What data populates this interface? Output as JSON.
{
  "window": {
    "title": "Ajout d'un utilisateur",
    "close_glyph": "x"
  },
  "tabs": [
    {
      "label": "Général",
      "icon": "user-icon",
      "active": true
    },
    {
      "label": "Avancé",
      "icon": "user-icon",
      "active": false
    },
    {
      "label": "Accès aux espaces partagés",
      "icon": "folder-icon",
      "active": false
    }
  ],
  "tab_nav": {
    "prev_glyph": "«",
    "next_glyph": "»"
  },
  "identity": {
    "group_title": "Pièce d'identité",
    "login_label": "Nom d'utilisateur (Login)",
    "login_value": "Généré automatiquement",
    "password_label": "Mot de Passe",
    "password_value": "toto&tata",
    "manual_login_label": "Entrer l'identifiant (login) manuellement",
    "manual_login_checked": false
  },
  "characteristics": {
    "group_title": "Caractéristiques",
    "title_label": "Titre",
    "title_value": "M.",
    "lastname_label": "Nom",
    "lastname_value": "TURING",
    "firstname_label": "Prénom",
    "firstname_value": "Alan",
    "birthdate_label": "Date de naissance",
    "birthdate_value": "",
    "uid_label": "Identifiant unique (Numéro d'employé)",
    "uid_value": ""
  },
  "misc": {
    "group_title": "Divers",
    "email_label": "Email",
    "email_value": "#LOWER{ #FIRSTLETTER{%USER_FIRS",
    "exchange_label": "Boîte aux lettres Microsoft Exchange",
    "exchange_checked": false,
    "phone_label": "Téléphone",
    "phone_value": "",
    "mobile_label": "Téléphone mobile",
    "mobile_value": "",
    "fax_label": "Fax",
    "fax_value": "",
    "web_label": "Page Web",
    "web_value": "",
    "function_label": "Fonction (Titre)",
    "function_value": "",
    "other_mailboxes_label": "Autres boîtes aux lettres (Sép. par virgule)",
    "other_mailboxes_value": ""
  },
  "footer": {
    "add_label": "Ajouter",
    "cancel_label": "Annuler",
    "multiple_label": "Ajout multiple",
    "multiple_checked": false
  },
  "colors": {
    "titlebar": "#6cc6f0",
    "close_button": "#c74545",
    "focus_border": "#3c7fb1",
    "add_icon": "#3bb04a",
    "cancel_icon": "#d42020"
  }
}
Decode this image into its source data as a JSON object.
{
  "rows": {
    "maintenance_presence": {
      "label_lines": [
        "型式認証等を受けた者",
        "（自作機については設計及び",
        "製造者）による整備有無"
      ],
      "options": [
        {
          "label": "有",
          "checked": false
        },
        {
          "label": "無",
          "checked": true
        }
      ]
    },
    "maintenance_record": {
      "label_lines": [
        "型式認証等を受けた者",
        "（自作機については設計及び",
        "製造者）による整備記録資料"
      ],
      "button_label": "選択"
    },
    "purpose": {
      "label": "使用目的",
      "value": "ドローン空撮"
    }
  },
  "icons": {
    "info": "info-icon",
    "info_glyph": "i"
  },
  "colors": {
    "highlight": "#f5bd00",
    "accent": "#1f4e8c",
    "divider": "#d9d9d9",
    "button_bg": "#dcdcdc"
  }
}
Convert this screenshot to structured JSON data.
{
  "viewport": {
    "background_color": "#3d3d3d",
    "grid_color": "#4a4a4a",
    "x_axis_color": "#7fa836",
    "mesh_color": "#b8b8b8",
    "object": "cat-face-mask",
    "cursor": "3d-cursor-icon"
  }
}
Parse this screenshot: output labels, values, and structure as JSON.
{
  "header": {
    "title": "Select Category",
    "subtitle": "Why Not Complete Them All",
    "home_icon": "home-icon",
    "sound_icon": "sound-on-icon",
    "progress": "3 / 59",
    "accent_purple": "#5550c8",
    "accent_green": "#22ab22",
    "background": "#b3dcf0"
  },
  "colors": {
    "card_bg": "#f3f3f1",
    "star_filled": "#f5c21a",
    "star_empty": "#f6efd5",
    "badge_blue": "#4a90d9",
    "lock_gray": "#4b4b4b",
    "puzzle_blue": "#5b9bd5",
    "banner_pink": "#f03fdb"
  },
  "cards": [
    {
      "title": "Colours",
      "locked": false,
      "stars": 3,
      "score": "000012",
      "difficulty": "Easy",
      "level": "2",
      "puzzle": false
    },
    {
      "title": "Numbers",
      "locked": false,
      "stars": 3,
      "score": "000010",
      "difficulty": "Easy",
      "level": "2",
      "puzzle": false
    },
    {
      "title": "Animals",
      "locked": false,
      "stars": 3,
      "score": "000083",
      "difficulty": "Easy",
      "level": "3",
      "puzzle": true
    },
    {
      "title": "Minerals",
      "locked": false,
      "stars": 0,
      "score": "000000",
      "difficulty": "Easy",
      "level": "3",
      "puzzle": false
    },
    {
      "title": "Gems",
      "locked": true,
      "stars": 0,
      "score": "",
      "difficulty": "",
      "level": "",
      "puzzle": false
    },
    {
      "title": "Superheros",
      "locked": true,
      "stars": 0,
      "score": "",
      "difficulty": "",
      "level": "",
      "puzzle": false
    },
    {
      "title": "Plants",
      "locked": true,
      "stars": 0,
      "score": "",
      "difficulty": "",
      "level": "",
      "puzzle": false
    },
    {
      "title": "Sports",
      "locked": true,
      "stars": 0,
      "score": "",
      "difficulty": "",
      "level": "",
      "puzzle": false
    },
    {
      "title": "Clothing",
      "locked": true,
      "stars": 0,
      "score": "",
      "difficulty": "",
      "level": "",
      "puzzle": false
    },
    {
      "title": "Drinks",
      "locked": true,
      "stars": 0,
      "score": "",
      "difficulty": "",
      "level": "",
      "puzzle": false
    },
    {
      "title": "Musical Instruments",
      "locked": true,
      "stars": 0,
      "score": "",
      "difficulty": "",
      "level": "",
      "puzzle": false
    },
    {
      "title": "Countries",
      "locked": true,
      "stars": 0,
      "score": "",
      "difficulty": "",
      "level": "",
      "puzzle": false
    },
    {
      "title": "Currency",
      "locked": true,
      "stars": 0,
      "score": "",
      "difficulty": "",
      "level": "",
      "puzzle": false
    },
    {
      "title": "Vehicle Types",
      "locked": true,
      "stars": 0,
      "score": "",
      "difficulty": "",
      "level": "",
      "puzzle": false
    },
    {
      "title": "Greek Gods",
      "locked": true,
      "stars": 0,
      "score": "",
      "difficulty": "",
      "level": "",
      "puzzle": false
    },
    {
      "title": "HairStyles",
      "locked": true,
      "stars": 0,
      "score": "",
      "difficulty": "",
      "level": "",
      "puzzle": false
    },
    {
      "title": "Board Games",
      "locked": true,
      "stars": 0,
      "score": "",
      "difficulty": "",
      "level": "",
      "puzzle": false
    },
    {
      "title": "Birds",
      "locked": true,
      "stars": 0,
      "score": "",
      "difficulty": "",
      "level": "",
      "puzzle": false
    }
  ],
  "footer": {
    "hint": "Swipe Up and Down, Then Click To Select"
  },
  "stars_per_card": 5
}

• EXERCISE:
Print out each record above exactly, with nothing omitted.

• ANSWER SECTION:
What data populates this interface? Output as JSON.
{
  "window": {
    "title": "Ajout d'un utilisateur",
    "close_glyph": "x"
  },
  "tabs": [
    {
      "label": "Général",
      "icon": "user-icon",
      "active": true
    },
    {
      "label": "Avancé",
      "icon": "user-icon",
      "active": false
    },
    {
      "label": "Accès aux espaces partagés",
      "icon": "folder-icon",
      "active": false
    }
  ],
  "tab_nav": {
    "prev_glyph": "«",
    "next_glyph": "»"
  },
  "identity": {
    "group_title": "Pièce d'identité",
    "login_label": "Nom d'utilisateur (Login)",
    "login_value": "Généré automatiquement",
    "password_label": "Mot de Passe",
    "password_value": "toto&tata",
    "manual_login_label": "Entrer l'identifiant (login) manuellement",
    "manual_login_checked": false
  },
  "characteristics": {
    "group_title": "Caractéristiques",
    "title_label": "Titre",
    "title_value": "M.",
    "lastname_label": "Nom",
    "lastname_value": "TURING",
    "firstname_label": "Prénom",
    "firstname_value": "Alan",
    "birthdate_label": "Date de naissance",
    "birthdate_value": "",
    "uid_label": "Identifiant unique (Numéro d'employé)",
    "uid_value": ""
  },
  "misc": {
    "group_title": "Divers",
    "email_label": "Email",
    "email_value": "#LOWER{ #FIRSTLETTER{%USER_FIRS",
    "exchange_label": "Boîte aux lettres Microsoft Exchange",
    "exchange_checked": false,
    "phone_label": "Téléphone",
    "phone_value": "",
    "mobile_label": "Téléphone mobile",
    "mobile_value": "",
    "fax_label": "Fax",
    "fax_value": "",
    "web_label": "Page Web",
    "web_value": "",
    "function_label": "Fonction (Titre)",
    "function_value": "",
    "other_mailboxes_label": "Autres boîtes aux lettres (Sép. par virgule)",
    "other_mailboxes_value": ""
  },
  "footer": {
    "add_label": "Ajouter",
    "cancel_label": "Annuler",
    "multiple_label": "Ajout multiple",
    "multiple_checked": false
  },
  "colors": {
    "titlebar": "#6cc6f0",
    "close_button": "#c74545",
    "focus_border": "#3c7fb1",
    "add_icon": "#3bb04a",
    "cancel_icon": "#d42020"
  }
}
Decode this image into its source data as a JSON object.
{
  "rows": {
    "maintenance_presence": {
      "label_lines": [
        "型式認証等を受けた者",
        "（自作機については設計及び",
        "製造者）による整備有無"
      ],
      "options": [
        {
          "label": "有",
          "checked": false
        },
        {
          "label": "無",
          "checked": true
        }
      ]
    },
    "maintenance_record": {
      "label_lines": [
        "型式認証等を受けた者",
        "（自作機については設計及び",
        "製造者）による整備記録資料"
      ],
      "button_label": "選択"
    },
    "purpose": {
      "label": "使用目的",
      "value": "ドローン空撮"
    }
  },
  "icons": {
    "info": "info-icon",
    "info_glyph": "i"
  },
  "colors": {
    "highlight": "#f5bd00",
    "accent": "#1f4e8c",
    "divider": "#d9d9d9",
    "button_bg": "#dcdcdc"
  }
}
Convert this screenshot to structured JSON data.
{
  "viewport": {
    "background_color": "#3d3d3d",
    "grid_color": "#4a4a4a",
    "x_axis_color": "#7fa836",
    "mesh_color": "#b8b8b8",
    "object": "cat-face-mask",
    "cursor": "3d-cursor-icon"
  }
}
Parse this screenshot: output labels, values, and structure as JSON.
{
  "header": {
    "title": "Select Category",
    "subtitle": "Why Not Complete Them All",
    "home_icon": "home-icon",
    "sound_icon": "sound-on-icon",
    "progress": "3 / 59",
    "accent_purple": "#5550c8",
    "accent_green": "#22ab22",
    "background": "#b3dcf0"
  },
  "colors": {
    "card_bg": "#f3f3f1",
    "star_filled": "#f5c21a",
    "star_empty": "#f6efd5",
    "badge_blue": "#4a90d9",
    "lock_gray": "#4b4b4b",
    "puzzle_blue": "#5b9bd5",
    "banner_pink": "#f03fdb"
  },
  "cards": [
    {
      "title": "Colours",
      "locked": false,
      "stars": 3,
      "score": "000012",
      "difficulty": "Easy",
      "level": "2",
      "puzzle": false
    },
    {
      "title": "Numbers",
      "locked": false,
      "stars": 3,
      "score": "000010",
      "difficulty": "Easy",
      "level": "2",
      "puzzle": false
    },
    {
      "title": "Animals",
      "locked": false,
      "stars": 3,
      "score": "000083",
      "difficulty": "Easy",
      "level": "3",
      "puzzle": true
    },
    {
      "title": "Minerals",
      "locked": false,
      "stars": 0,
      "score": "000000",
      "difficulty": "Easy",
      "level": "3",
      "puzzle": false
    },
    {
      "title": "Gems",
      "locked": true,
      "stars": 0,
      "score": "",
      "difficulty": "",
      "level": "",
      "puzzle": false
    },
    {
      "title": "Superheros",
      "locked": true,
      "stars": 0,
      "score": "",
      "difficulty": "",
      "level": "",
      "puzzle": false
    },
    {
      "title": "Plants",
      "locked": true,
      "stars": 0,
      "score": "",
      "difficulty": "",
      "level": "",
      "puzzle": false
    },
    {
      "title": "Sports",
      "locked": true,
      "stars": 0,
      "score": "",
      "difficulty": "",
      "level": "",
      "puzzle": false
    },
    {
      "title": "Clothing",
      "locked": true,
      "stars": 0,
      "score": "",
      "difficulty": "",
      "level": "",
      "puzzle": false
    },
    {
      "title": "Drinks",
      "locked": true,
      "stars": 0,
      "score": "",
      "difficulty": "",
      "level": "",
      "puzzle": false
    },
    {
      "title": "Musical Instruments",
      "locked": true,
      "stars": 0,
      "score": "",
      "difficulty": "",
      "level": "",
      "puzzle": false
    },
    {
      "title": "Countries",
      "locked": true,
      "stars": 0,
      "score": "",
      "difficulty": "",
      "level": "",
      "puzzle": false
    },
    {
      "title": "Currency",
      "locked": true,
      "stars": 0,
      "score": "",
      "difficulty": "",
      "level": "",
      "puzzle": false
    },
    {
      "title": "Vehicle Types",
      "locked": true,
      "stars": 0,
      "score": "",
      "difficulty": "",
      "level": "",
      "puzzle": false
    },
    {
      "title": "Greek Gods",
      "locked": true,
      "stars": 0,
      "score": "",
      "difficulty": "",
      "level": "",
      "puzzle": false
    },
    {
      "title": "HairStyles",
      "locked": true,
      "stars": 0,
      "score": "",
      "difficulty": "",
      "level": "",
      "puzzle": false
    },
    {
      "title": "Board Games",
      "locked": true,
      "stars": 0,
      "score": "",
      "difficulty": "",
      "level": "",
      "puzzle": false
    },
    {
      "title": "Birds",
      "locked": true,
      "stars": 0,
      "score": "",
      "difficulty": "",
      "level": "",
      "puzzle": false
    }
  ],
  "footer": {
    "hint": "Swipe Up and Down, Then Click To Select"
  },
  "stars_per_card": 5
}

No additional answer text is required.